- Task directions -
Each line below that contains "smartcitysbiling" should be counted. Give only the total.

- Data to examine -
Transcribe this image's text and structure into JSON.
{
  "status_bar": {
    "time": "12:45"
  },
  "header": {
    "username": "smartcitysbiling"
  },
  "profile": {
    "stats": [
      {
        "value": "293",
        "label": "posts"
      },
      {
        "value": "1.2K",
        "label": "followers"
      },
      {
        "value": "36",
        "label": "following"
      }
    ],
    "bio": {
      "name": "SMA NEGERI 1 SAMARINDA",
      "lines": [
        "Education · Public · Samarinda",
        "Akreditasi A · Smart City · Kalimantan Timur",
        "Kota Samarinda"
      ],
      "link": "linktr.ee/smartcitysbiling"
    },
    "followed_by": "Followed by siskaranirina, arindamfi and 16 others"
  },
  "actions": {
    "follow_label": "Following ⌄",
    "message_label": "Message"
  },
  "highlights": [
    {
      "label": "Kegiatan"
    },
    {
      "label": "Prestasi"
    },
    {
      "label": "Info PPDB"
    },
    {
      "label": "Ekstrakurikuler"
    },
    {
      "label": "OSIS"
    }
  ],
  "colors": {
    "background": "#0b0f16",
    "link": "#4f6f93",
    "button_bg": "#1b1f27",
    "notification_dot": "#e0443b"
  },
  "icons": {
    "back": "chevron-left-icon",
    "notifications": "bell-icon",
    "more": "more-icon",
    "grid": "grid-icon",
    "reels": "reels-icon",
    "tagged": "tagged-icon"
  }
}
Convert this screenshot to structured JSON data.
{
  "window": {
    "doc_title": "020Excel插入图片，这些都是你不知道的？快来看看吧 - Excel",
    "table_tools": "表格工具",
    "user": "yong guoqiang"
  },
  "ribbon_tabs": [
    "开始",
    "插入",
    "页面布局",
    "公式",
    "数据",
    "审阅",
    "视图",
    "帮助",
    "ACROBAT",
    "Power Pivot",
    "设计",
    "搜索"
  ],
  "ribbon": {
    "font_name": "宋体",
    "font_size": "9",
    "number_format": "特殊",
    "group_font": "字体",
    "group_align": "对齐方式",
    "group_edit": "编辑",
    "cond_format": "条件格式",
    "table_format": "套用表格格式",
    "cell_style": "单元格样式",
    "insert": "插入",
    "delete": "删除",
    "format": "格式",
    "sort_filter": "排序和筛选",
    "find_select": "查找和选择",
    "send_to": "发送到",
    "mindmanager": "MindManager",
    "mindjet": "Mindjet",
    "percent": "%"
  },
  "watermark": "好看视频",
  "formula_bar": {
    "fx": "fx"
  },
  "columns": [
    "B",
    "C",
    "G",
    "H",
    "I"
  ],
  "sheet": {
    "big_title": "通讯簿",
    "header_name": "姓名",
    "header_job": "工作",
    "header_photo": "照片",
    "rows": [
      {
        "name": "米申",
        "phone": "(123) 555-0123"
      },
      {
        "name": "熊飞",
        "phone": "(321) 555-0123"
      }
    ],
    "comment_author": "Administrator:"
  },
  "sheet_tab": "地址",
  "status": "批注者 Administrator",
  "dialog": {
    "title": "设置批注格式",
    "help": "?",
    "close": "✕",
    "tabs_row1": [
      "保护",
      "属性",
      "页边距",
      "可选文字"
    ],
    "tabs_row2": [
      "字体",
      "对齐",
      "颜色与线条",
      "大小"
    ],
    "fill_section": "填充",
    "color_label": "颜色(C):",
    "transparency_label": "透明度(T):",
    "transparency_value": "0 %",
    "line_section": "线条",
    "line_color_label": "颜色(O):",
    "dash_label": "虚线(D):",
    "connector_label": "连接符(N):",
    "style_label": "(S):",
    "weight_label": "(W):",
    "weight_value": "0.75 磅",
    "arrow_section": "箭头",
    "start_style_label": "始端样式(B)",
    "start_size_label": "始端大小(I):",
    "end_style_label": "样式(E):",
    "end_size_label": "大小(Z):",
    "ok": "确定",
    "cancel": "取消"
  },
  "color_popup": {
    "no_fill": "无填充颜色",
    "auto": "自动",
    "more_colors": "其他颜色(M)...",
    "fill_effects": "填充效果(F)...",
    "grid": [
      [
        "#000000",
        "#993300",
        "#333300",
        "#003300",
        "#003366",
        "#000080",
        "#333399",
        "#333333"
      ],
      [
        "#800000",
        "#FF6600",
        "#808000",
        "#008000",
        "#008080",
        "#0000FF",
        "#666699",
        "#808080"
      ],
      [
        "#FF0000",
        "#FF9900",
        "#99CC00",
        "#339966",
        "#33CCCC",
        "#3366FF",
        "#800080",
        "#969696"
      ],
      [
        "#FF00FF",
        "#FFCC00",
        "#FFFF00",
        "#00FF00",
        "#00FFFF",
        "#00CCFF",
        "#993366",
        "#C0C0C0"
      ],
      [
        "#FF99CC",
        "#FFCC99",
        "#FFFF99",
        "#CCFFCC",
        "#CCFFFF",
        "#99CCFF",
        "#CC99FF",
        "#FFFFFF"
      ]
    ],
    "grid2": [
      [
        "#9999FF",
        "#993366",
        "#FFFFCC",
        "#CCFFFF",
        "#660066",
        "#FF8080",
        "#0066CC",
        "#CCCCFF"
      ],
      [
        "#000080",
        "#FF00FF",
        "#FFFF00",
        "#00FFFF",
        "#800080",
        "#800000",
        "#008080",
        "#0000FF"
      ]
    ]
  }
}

- Written solution -
2